If you are non-White, or look seedy, you may be viewed with some suspicion by both police and random citizens, especially in smaller towns. Police may want to know who you are and why you are in a certain location; just ask politely if you can reach for your passport and explain your circumstances. (Ask first, so they don’t assume that you are reaching for a weapon) In some places, Immigration authorities (ICE) may overstep their authority and ask for proof that you are in the US legally, especially if you look Hispanic or are speaking a foreign language. Just flash your passport with its visa stamp. These events, which are fairly uncommon, may make you angry, but don’t react angrily. The US, like every other country, has its share of jackasses, who love to bully people. Don’t give them the satisfaction of letting them see you react.
Personally, She loves living in the US, and feel very safe in most places. She has never seen anyone pull out a gun or witnessed a shooting.

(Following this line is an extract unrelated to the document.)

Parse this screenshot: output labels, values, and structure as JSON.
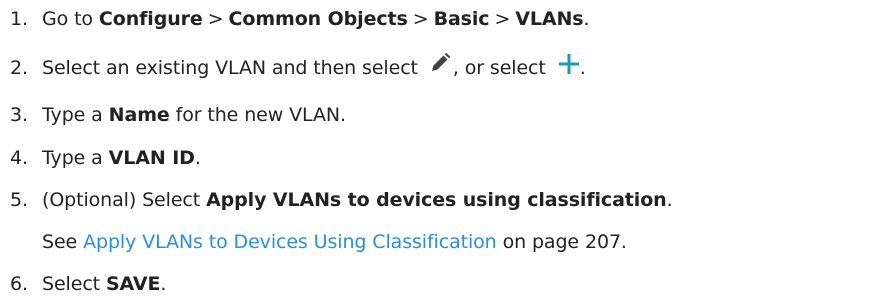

Where She currently lives, in Rockville, Maryland – a suburb of Washington, DC – the police actually go around to apartment complexes, senior centers, etc, and host “coffee with a cop” events, where they talk about crime prevention, listen to resident concerns, and generally try to promote good will. Of course, She is an American-born White woman, and a senior citizen, but She’s very conscious of racism and xenophobia, and know that her non-White and immigrant neighbours may have had more negative experiences in their lives than she has had. Our world is not perfect, certainly, but she thinks you will find that the US is a much friendlier place than what is shown on TV.